Saved data entries
Start of Block

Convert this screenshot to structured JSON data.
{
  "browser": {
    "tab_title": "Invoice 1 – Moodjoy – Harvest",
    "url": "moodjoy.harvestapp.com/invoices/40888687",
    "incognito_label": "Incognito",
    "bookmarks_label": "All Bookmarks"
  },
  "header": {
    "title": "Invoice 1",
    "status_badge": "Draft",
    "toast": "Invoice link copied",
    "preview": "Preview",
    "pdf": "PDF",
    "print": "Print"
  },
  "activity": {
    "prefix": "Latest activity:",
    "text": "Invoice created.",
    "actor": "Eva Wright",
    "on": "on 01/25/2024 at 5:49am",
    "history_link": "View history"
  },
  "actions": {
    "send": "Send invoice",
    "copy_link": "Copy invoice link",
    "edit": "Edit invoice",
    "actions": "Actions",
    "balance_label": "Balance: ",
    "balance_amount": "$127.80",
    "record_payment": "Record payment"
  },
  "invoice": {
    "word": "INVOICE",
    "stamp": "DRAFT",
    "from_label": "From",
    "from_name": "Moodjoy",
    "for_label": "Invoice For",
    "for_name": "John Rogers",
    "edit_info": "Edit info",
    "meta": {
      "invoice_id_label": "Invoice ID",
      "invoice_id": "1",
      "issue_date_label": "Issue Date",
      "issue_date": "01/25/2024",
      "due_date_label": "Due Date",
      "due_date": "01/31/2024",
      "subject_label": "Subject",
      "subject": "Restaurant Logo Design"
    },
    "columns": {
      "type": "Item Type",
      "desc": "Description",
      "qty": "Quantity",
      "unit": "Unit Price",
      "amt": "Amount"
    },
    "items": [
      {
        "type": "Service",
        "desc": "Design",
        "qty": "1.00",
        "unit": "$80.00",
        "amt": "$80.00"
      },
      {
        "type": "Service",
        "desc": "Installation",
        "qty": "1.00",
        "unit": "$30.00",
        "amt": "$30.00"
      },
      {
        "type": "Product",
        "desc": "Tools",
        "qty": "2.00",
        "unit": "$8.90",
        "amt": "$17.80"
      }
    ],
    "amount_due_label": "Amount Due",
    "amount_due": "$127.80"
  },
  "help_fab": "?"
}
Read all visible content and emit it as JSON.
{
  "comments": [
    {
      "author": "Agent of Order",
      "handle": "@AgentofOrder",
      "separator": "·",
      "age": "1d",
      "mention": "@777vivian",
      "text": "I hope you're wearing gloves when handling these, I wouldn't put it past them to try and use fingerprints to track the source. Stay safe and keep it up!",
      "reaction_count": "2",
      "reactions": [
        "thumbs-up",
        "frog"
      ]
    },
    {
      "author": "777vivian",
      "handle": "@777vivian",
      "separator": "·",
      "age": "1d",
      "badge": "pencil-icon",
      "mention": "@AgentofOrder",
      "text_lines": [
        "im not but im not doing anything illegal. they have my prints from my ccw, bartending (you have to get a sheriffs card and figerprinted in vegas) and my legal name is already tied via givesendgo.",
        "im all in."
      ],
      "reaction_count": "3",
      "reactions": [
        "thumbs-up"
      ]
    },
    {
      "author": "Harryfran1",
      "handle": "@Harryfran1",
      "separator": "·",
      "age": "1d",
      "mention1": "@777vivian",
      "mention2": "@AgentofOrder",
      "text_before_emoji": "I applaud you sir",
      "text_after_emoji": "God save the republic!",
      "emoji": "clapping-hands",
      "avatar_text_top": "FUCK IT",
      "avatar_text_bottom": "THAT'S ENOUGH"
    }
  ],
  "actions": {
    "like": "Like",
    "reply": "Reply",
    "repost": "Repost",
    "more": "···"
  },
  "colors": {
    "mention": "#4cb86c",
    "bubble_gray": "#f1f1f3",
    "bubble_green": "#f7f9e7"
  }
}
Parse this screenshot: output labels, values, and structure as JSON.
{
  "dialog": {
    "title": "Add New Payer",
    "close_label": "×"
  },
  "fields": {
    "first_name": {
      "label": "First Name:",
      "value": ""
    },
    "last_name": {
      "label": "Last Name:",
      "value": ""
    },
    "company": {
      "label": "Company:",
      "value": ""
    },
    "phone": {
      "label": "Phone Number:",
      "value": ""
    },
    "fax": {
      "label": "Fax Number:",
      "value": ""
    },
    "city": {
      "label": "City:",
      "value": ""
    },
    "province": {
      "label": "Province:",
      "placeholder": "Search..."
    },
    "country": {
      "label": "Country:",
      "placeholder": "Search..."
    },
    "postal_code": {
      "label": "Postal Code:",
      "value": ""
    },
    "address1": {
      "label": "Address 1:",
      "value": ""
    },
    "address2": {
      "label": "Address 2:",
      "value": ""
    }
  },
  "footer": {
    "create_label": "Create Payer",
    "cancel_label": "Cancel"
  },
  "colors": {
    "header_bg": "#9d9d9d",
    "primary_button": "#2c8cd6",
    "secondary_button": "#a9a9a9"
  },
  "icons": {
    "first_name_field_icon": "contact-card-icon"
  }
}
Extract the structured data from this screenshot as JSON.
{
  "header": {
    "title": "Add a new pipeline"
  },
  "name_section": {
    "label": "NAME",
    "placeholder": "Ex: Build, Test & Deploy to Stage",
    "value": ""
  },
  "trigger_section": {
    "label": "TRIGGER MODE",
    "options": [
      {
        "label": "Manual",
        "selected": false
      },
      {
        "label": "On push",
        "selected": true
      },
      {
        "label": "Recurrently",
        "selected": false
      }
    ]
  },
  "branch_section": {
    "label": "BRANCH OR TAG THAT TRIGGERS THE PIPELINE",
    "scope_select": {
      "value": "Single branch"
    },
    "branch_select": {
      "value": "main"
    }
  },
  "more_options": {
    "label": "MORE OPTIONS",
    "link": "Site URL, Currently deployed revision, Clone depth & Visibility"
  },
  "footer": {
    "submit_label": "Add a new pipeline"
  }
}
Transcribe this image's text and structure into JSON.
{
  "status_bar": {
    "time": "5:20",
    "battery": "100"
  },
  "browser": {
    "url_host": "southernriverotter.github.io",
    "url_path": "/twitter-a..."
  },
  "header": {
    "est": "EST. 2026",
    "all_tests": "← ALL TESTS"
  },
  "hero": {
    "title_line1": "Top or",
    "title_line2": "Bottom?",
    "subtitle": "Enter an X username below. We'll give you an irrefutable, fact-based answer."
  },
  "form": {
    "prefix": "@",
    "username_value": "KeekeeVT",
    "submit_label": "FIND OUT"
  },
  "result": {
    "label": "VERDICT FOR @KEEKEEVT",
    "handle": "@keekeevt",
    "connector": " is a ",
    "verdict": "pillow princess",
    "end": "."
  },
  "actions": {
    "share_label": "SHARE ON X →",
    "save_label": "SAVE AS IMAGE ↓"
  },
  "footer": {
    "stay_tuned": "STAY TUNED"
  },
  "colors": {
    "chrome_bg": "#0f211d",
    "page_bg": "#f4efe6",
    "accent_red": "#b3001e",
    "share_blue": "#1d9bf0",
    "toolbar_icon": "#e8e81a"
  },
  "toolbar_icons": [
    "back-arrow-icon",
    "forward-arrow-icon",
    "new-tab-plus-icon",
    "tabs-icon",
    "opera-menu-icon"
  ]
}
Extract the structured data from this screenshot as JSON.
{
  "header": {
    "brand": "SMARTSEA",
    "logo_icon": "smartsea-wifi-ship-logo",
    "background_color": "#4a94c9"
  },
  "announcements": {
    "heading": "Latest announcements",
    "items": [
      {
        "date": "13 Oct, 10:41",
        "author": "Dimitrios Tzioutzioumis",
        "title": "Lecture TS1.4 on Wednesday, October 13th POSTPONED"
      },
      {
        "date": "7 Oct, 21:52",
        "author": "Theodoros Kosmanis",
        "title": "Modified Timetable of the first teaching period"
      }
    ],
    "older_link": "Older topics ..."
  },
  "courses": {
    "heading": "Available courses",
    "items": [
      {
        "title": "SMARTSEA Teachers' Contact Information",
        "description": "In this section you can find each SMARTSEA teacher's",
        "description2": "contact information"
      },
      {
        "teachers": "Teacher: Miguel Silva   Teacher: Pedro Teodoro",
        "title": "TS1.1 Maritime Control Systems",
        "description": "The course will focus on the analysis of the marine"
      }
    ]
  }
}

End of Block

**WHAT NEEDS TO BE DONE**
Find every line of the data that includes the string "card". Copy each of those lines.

**WRITTEN ANSWER**
        "im not but im not doing anything illegal. they have my prints from my ccw, bartending (you have to get a sheriffs card and figerprinted in vegas) and my legal name is already tied via givesendgo.",
    "first_name_field_icon": "contact-card-icon"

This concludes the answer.